EXERCISE AIM: In full and without alteration, write out the lines below.

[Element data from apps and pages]
════════════════════

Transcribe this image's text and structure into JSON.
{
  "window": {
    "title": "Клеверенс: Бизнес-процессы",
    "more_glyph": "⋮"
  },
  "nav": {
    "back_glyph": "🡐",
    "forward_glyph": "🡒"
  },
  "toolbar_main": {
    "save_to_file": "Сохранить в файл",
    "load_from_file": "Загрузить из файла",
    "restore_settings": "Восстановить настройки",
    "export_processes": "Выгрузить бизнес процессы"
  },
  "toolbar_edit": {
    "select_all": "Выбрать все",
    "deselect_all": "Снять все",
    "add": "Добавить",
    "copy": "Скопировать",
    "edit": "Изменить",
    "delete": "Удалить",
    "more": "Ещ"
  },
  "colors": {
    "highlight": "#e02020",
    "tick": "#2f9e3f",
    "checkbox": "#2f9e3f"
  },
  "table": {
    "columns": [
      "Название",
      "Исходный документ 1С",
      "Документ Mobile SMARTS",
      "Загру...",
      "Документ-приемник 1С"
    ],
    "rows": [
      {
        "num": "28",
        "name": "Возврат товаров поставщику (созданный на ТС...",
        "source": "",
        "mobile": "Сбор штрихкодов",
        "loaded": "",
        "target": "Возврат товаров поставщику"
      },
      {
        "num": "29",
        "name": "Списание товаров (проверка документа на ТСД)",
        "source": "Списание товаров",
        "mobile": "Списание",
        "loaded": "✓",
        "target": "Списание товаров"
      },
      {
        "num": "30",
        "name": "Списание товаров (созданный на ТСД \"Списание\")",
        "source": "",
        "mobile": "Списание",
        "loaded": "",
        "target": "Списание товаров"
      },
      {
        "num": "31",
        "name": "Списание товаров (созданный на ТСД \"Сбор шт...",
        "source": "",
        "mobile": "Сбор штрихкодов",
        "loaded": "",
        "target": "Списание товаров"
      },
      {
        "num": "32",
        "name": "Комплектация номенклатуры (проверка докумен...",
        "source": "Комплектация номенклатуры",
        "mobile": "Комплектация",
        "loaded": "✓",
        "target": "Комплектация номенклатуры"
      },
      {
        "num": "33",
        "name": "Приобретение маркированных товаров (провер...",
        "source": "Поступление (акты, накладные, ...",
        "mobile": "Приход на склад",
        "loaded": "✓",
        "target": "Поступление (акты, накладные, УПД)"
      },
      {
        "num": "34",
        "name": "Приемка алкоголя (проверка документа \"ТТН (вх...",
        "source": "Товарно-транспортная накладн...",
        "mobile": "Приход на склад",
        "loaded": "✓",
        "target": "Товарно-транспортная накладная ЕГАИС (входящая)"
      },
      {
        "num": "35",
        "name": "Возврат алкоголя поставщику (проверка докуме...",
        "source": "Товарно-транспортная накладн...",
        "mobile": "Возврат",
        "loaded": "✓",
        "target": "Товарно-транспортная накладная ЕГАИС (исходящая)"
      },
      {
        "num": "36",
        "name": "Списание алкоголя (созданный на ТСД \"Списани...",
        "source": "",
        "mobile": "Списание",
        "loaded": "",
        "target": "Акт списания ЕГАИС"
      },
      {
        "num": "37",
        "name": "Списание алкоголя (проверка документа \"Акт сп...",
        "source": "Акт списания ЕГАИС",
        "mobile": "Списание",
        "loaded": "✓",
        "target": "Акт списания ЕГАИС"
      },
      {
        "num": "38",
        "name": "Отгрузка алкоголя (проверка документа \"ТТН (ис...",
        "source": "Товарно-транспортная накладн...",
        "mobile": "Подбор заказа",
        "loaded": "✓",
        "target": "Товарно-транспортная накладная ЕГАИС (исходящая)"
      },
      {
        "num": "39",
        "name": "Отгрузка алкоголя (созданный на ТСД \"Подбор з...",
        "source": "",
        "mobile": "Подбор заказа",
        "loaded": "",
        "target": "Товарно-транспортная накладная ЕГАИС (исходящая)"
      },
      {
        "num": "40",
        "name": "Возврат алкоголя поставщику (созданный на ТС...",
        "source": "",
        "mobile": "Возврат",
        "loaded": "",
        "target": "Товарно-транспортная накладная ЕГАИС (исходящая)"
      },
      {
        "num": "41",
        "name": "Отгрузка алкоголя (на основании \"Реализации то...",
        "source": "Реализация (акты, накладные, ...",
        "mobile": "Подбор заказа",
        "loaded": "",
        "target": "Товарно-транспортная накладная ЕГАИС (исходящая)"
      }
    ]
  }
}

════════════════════

SOLUTION:
Transcribe this image's text and structure into JSON.
{
  "window": {
    "title": "Клеверенс: Бизнес-процессы",
    "more_glyph": "⋮"
  },
  "nav": {
    "back_glyph": "🡐",
    "forward_glyph": "🡒"
  },
  "toolbar_main": {
    "save_to_file": "Сохранить в файл",
    "load_from_file": "Загрузить из файла",
    "restore_settings": "Восстановить настройки",
    "export_processes": "Выгрузить бизнес процессы"
  },
  "toolbar_edit": {
    "select_all": "Выбрать все",
    "deselect_all": "Снять все",
    "add": "Добавить",
    "copy": "Скопировать",
    "edit": "Изменить",
    "delete": "Удалить",
    "more": "Ещ"
  },
  "colors": {
    "highlight": "#e02020",
    "tick": "#2f9e3f",
    "checkbox": "#2f9e3f"
  },
  "table": {
    "columns": [
      "Название",
      "Исходный документ 1С",
      "Документ Mobile SMARTS",
      "Загру...",
      "Документ-приемник 1С"
    ],
    "rows": [
      {
        "num": "28",
        "name": "Возврат товаров поставщику (созданный на ТС...",
        "source": "",
        "mobile": "Сбор штрихкодов",
        "loaded": "",
        "target": "Возврат товаров поставщику"
      },
      {
        "num": "29",
        "name": "Списание товаров (проверка документа на ТСД)",
        "source": "Списание товаров",
        "mobile": "Списание",
        "loaded": "✓",
        "target": "Списание товаров"
      },
      {
        "num": "30",
        "name": "Списание товаров (созданный на ТСД \"Списание\")",
        "source": "",
        "mobile": "Списание",
        "loaded": "",
        "target": "Списание товаров"
      },
      {
        "num": "31",
        "name": "Списание товаров (созданный на ТСД \"Сбор шт...",
        "source": "",
        "mobile": "Сбор штрихкодов",
        "loaded": "",
        "target": "Списание товаров"
      },
      {
        "num": "32",
        "name": "Комплектация номенклатуры (проверка докумен...",
        "source": "Комплектация номенклатуры",
        "mobile": "Комплектация",
        "loaded": "✓",
        "target": "Комплектация номенклатуры"
      },
      {
        "num": "33",
        "name": "Приобретение маркированных товаров (провер...",
        "source": "Поступление (акты, накладные, ...",
        "mobile": "Приход на склад",
        "loaded": "✓",
        "target": "Поступление (акты, накладные, УПД)"
      },
      {
        "num": "34",
        "name": "Приемка алкоголя (проверка документа \"ТТН (вх...",
        "source": "Товарно-транспортная накладн...",
        "mobile": "Приход на склад",
        "loaded": "✓",
        "target": "Товарно-транспортная накладная ЕГАИС (входящая)"
      },
      {
        "num": "35",
        "name": "Возврат алкоголя поставщику (проверка докуме...",
        "source": "Товарно-транспортная накладн...",
        "mobile": "Возврат",
        "loaded": "✓",
        "target": "Товарно-транспортная накладная ЕГАИС (исходящая)"
      },
      {
        "num": "36",
        "name": "Списание алкоголя (созданный на ТСД \"Списани...",
        "source": "",
        "mobile": "Списание",
        "loaded": "",
        "target": "Акт списания ЕГАИС"
      },
      {
        "num": "37",
        "name": "Списание алкоголя (проверка документа \"Акт сп...",
        "source": "Акт списания ЕГАИС",
        "mobile": "Списание",
        "loaded": "✓",
        "target": "Акт списания ЕГАИС"
      },
      {
        "num": "38",
        "name": "Отгрузка алкоголя (проверка документа \"ТТН (ис...",
        "source": "Товарно-транспортная накладн...",
        "mobile": "Подбор заказа",
        "loaded": "✓",
        "target": "Товарно-транспортная накладная ЕГАИС (исходящая)"
      },
      {
        "num": "39",
        "name": "Отгрузка алкоголя (созданный на ТСД \"Подбор з...",
        "source": "",
        "mobile": "Подбор заказа",
        "loaded": "",
        "target": "Товарно-транспортная накладная ЕГАИС (исходящая)"
      },
      {
        "num": "40",
        "name": "Возврат алкоголя поставщику (созданный на ТС...",
        "source": "",
        "mobile": "Возврат",
        "loaded": "",
        "target": "Товарно-транспортная накладная ЕГАИС (исходящая)"
      },
      {
        "num": "41",
        "name": "Отгрузка алкоголя (на основании \"Реализации то...",
        "source": "Реализация (акты, накладные, ...",
        "mobile": "Подбор заказа",
        "loaded": "",
        "target": "Товарно-транспортная накладная ЕГАИС (исходящая)"
      }
    ]
  }
}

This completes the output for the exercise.